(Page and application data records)
*-*-*

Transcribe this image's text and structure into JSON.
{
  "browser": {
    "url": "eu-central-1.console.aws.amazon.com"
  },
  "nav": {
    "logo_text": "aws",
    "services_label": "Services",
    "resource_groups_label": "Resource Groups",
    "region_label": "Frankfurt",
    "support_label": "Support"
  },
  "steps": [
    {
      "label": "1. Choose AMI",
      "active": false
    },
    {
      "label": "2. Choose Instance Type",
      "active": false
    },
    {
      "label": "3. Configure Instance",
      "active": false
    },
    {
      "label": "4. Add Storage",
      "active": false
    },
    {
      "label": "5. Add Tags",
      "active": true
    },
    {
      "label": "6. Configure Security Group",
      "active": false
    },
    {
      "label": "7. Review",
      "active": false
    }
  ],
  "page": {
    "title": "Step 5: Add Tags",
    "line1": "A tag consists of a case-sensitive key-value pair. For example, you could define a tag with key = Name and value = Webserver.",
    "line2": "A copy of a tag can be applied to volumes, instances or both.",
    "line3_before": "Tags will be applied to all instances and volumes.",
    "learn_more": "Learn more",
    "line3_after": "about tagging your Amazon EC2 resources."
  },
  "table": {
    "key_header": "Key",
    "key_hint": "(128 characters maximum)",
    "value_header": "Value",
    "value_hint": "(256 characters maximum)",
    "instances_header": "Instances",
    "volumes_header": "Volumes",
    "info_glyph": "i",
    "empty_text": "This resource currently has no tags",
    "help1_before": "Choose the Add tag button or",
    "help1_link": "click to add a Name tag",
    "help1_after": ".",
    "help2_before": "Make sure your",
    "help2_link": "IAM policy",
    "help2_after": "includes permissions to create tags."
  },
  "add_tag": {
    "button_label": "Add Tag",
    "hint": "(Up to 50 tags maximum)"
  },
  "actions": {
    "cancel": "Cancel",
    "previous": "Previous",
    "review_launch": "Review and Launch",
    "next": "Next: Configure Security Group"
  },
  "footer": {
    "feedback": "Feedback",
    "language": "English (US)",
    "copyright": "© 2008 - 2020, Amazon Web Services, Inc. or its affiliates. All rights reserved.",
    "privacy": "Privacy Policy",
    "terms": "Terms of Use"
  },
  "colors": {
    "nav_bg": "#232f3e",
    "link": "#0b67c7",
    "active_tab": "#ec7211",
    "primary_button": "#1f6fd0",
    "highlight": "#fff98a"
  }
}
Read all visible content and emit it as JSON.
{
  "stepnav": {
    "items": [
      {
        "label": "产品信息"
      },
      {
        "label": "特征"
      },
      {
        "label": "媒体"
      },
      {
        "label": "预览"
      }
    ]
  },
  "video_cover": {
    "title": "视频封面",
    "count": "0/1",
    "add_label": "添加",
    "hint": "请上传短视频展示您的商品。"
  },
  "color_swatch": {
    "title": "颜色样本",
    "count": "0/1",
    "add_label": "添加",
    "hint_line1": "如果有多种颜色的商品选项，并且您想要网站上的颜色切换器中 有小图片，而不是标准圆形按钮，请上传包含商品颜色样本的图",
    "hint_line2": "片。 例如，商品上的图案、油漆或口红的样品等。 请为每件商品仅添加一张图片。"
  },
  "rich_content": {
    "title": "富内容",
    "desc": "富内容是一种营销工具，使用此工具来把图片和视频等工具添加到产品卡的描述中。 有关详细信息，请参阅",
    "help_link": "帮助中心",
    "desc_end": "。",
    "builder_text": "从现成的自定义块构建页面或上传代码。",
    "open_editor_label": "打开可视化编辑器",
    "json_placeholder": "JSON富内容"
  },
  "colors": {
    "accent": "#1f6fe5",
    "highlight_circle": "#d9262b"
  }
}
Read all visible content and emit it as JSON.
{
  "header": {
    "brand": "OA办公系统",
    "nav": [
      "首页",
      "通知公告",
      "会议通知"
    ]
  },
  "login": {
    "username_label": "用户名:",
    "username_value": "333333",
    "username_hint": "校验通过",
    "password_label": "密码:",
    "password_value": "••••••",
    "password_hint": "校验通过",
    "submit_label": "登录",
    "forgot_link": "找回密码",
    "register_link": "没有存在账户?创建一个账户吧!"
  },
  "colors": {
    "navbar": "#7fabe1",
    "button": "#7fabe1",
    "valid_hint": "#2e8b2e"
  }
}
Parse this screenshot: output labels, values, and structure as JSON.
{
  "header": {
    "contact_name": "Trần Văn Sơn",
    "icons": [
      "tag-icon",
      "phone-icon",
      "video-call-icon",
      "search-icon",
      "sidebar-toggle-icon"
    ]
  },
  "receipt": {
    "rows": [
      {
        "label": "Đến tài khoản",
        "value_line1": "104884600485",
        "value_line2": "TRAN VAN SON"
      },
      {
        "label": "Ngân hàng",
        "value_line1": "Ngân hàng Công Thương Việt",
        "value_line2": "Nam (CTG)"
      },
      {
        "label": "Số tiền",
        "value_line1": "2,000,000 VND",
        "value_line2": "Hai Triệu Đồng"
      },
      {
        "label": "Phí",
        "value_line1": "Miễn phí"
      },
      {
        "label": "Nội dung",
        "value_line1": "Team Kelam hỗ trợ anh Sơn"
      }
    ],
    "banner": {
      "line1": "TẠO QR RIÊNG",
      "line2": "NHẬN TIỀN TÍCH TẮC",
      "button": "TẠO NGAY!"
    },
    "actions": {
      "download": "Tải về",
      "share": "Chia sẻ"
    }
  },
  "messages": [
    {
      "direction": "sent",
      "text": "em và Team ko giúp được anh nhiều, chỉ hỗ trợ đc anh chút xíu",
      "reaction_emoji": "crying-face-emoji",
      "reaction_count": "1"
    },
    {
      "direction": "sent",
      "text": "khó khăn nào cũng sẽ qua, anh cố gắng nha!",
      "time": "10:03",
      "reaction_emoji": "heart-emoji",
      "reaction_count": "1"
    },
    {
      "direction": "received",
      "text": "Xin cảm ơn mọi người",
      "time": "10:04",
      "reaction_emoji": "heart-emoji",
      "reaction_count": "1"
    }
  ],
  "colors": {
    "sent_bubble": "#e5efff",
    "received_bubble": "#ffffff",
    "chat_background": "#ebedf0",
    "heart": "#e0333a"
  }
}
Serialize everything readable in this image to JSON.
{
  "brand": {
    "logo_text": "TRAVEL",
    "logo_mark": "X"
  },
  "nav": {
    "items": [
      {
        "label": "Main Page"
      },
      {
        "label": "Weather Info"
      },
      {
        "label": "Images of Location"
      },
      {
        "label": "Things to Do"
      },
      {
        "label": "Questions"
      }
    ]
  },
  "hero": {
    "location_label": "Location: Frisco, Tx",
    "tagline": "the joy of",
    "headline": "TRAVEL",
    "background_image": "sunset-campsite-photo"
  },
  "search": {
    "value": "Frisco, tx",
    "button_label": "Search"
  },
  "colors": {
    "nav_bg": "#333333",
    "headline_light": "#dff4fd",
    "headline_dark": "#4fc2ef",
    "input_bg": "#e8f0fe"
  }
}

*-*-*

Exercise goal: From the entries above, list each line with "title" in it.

Solution for this task:
    "title": "Step 5: Add Tags",
    "title": "视频封面",
    "title": "颜色样本",
    "title": "富内容",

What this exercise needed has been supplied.